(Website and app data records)

====

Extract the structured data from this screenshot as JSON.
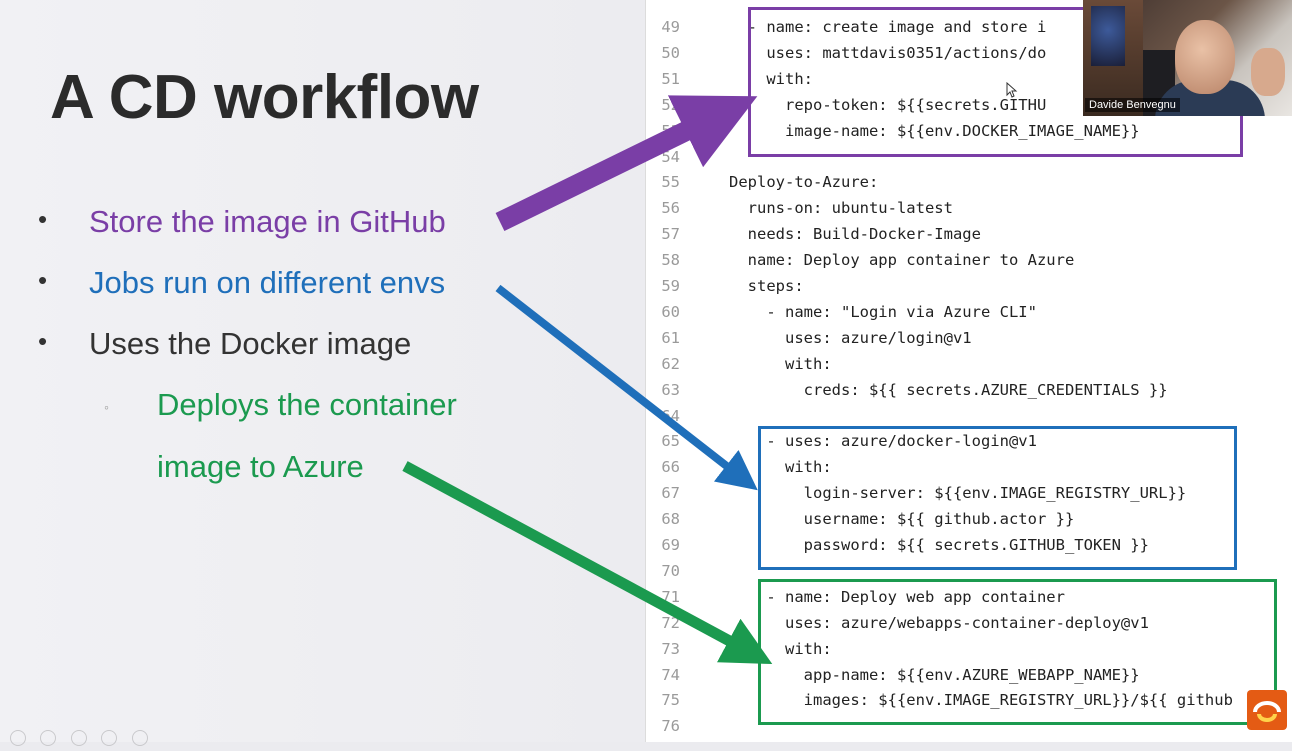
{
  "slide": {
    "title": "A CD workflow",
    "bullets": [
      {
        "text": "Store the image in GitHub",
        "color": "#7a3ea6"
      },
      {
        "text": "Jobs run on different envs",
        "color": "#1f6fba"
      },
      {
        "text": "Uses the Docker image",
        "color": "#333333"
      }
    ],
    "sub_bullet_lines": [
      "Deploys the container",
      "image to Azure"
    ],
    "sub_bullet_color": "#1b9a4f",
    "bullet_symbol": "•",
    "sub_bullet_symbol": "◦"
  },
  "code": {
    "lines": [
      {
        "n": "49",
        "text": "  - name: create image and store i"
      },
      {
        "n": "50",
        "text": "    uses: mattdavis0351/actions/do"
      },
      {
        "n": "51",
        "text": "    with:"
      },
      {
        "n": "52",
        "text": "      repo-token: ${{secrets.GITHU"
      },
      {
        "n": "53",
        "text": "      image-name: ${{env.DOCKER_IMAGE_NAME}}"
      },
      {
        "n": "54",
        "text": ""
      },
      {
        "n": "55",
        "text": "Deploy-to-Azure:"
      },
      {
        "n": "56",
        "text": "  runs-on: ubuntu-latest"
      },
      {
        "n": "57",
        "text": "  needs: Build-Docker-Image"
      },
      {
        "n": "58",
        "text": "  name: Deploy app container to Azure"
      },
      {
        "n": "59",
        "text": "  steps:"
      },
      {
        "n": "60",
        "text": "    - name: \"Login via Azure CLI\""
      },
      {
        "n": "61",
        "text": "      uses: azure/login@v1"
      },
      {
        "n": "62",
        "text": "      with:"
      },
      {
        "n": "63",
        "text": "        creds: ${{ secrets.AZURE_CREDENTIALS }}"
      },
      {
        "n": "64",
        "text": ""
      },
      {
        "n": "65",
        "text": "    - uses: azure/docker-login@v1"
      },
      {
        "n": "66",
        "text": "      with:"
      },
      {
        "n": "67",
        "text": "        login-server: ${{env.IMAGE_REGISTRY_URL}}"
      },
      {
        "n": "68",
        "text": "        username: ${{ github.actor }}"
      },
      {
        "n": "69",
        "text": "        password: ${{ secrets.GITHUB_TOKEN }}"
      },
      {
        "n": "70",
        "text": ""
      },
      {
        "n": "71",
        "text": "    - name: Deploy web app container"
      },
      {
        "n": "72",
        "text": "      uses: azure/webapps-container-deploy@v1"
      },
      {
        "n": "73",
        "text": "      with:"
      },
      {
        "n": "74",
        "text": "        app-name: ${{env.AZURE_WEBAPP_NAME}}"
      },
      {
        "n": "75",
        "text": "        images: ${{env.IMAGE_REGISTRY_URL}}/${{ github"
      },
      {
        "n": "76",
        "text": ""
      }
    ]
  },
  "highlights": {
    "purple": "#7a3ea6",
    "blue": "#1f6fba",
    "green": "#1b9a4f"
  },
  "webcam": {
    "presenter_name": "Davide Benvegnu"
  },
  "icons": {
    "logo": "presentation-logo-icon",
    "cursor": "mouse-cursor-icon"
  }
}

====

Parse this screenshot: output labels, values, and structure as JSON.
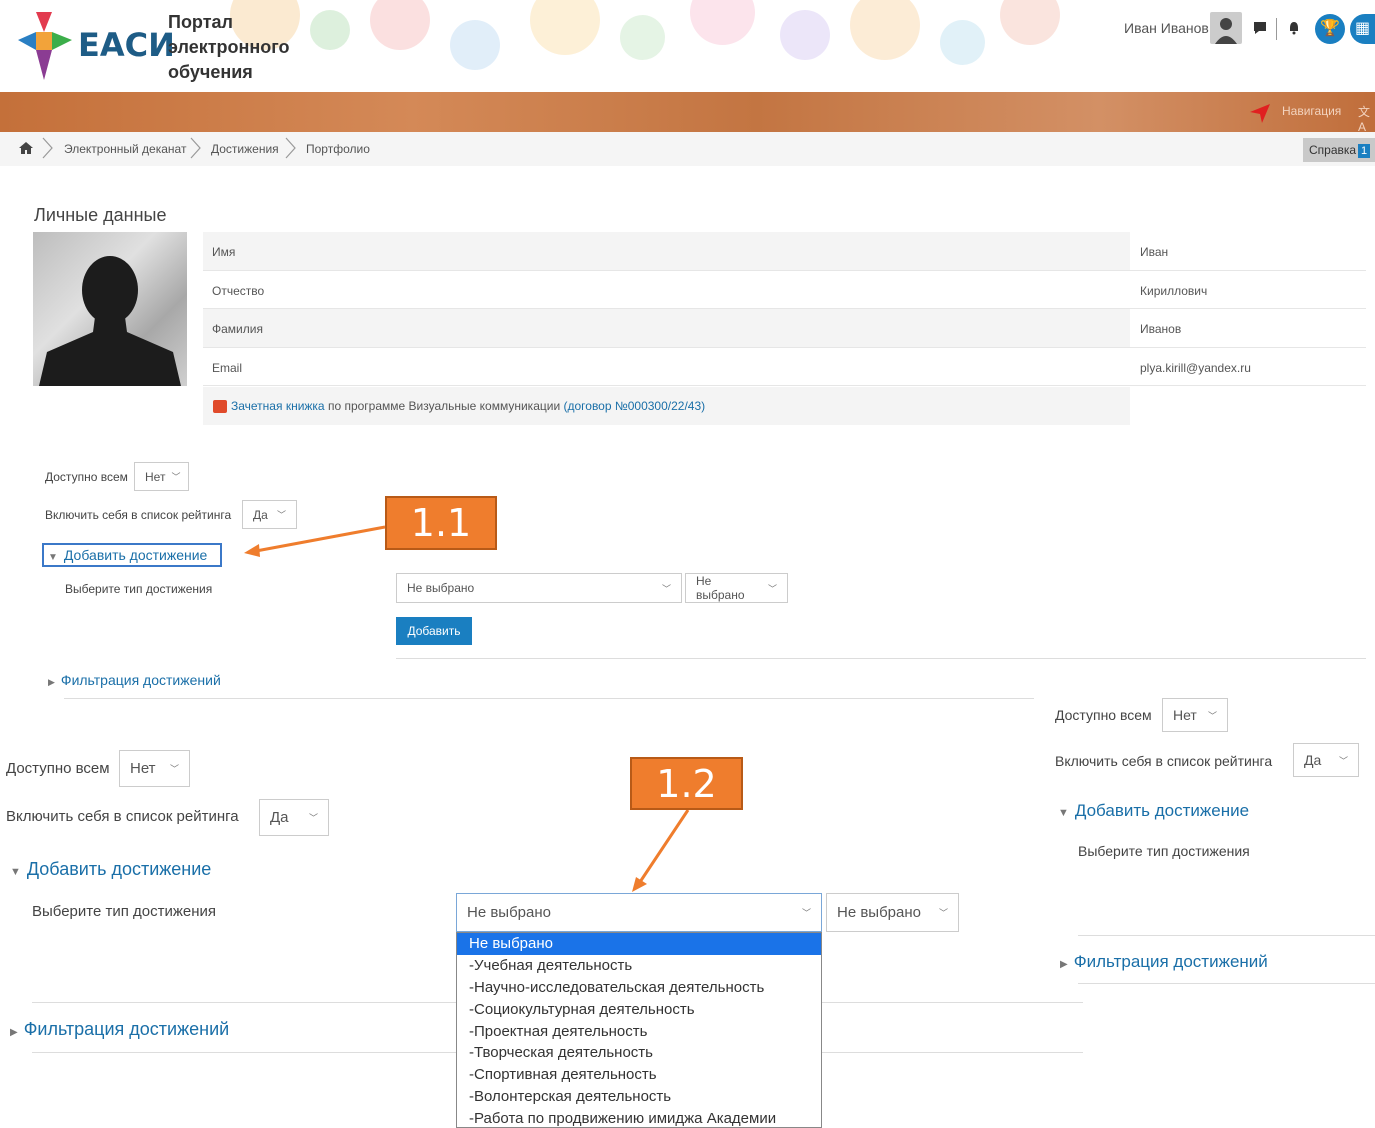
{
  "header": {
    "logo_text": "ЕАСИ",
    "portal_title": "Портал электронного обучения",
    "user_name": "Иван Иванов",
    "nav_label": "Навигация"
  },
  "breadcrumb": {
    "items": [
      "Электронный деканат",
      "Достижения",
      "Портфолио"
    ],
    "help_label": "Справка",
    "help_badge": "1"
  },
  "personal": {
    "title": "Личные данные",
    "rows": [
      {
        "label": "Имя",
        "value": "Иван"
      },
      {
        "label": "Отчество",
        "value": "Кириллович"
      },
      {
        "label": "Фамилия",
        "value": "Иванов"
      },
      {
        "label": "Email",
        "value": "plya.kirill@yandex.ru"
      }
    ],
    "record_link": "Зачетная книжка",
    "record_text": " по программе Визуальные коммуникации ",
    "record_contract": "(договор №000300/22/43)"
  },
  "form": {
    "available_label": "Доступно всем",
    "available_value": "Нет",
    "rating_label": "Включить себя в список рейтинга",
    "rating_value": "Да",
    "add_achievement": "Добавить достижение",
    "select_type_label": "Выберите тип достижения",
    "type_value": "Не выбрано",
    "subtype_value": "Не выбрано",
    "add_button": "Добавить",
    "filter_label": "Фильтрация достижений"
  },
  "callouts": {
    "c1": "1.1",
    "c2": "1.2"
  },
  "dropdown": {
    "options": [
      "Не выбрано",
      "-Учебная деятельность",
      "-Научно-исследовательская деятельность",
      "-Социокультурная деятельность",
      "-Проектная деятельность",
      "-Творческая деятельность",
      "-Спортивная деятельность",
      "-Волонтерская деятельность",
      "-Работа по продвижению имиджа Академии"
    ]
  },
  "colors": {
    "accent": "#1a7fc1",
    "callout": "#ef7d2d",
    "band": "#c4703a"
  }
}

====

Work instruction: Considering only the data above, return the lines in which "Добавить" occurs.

Exercise response:
    "add_achievement": "Добавить достижение",
    "add_button": "Добавить",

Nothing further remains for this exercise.